Required work: A faithful copy of the entries, without any pictures, is what is needed here.

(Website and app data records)

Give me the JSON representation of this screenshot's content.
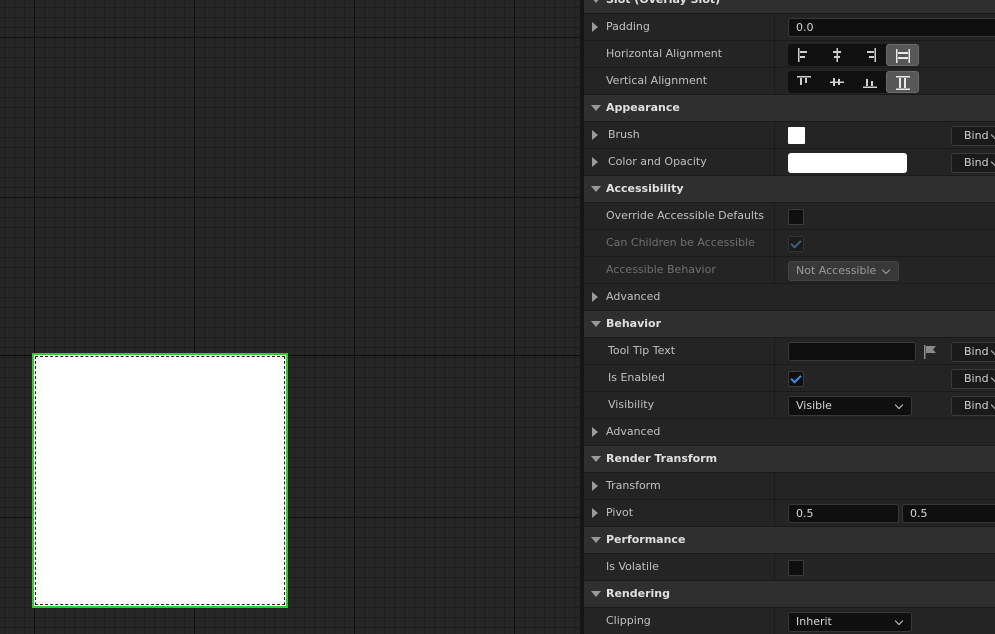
{
  "sections": {
    "slot": "Slot (Overlay Slot)",
    "appearance": "Appearance",
    "accessibility": "Accessibility",
    "behavior": "Behavior",
    "render_transform": "Render Transform",
    "performance": "Performance",
    "rendering": "Rendering"
  },
  "slot": {
    "padding_label": "Padding",
    "padding_value": "0.0",
    "halign_label": "Horizontal Alignment",
    "halign_selected": "fill",
    "valign_label": "Vertical Alignment",
    "valign_selected": "fill"
  },
  "appearance": {
    "brush_label": "Brush",
    "brush_color": "#ffffff",
    "color_label": "Color and Opacity",
    "color_value": "#ffffff"
  },
  "accessibility": {
    "override_label": "Override Accessible Defaults",
    "override_checked": false,
    "children_label": "Can Children be Accessible",
    "children_checked": true,
    "behavior_label": "Accessible Behavior",
    "behavior_value": "Not Accessible",
    "advanced_label": "Advanced"
  },
  "behavior": {
    "tooltip_label": "Tool Tip Text",
    "tooltip_value": "",
    "enabled_label": "Is Enabled",
    "enabled_checked": true,
    "visibility_label": "Visibility",
    "visibility_value": "Visible",
    "advanced_label": "Advanced"
  },
  "render_transform": {
    "transform_label": "Transform",
    "pivot_label": "Pivot",
    "pivot_x": "0.5",
    "pivot_y": "0.5"
  },
  "performance": {
    "volatile_label": "Is Volatile",
    "volatile_checked": false
  },
  "rendering": {
    "clipping_label": "Clipping",
    "clipping_value": "Inherit"
  },
  "bind_label": "Bind",
  "colors": {
    "selection_outline": "#2ad12a",
    "checkbox_accent": "#3a8ee6",
    "widget_fill": "#ffffff"
  }
}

Solution for this problem:
Give me the JSON representation of this screenshot's content.
{
  "sections": {
    "slot": "Slot (Overlay Slot)",
    "appearance": "Appearance",
    "accessibility": "Accessibility",
    "behavior": "Behavior",
    "render_transform": "Render Transform",
    "performance": "Performance",
    "rendering": "Rendering"
  },
  "slot": {
    "padding_label": "Padding",
    "padding_value": "0.0",
    "halign_label": "Horizontal Alignment",
    "halign_selected": "fill",
    "valign_label": "Vertical Alignment",
    "valign_selected": "fill"
  },
  "appearance": {
    "brush_label": "Brush",
    "brush_color": "#ffffff",
    "color_label": "Color and Opacity",
    "color_value": "#ffffff"
  },
  "accessibility": {
    "override_label": "Override Accessible Defaults",
    "override_checked": false,
    "children_label": "Can Children be Accessible",
    "children_checked": true,
    "behavior_label": "Accessible Behavior",
    "behavior_value": "Not Accessible",
    "advanced_label": "Advanced"
  },
  "behavior": {
    "tooltip_label": "Tool Tip Text",
    "tooltip_value": "",
    "enabled_label": "Is Enabled",
    "enabled_checked": true,
    "visibility_label": "Visibility",
    "visibility_value": "Visible",
    "advanced_label": "Advanced"
  },
  "render_transform": {
    "transform_label": "Transform",
    "pivot_label": "Pivot",
    "pivot_x": "0.5",
    "pivot_y": "0.5"
  },
  "performance": {
    "volatile_label": "Is Volatile",
    "volatile_checked": false
  },
  "rendering": {
    "clipping_label": "Clipping",
    "clipping_value": "Inherit"
  },
  "bind_label": "Bind",
  "colors": {
    "selection_outline": "#2ad12a",
    "checkbox_accent": "#3a8ee6",
    "widget_fill": "#ffffff"
  }
}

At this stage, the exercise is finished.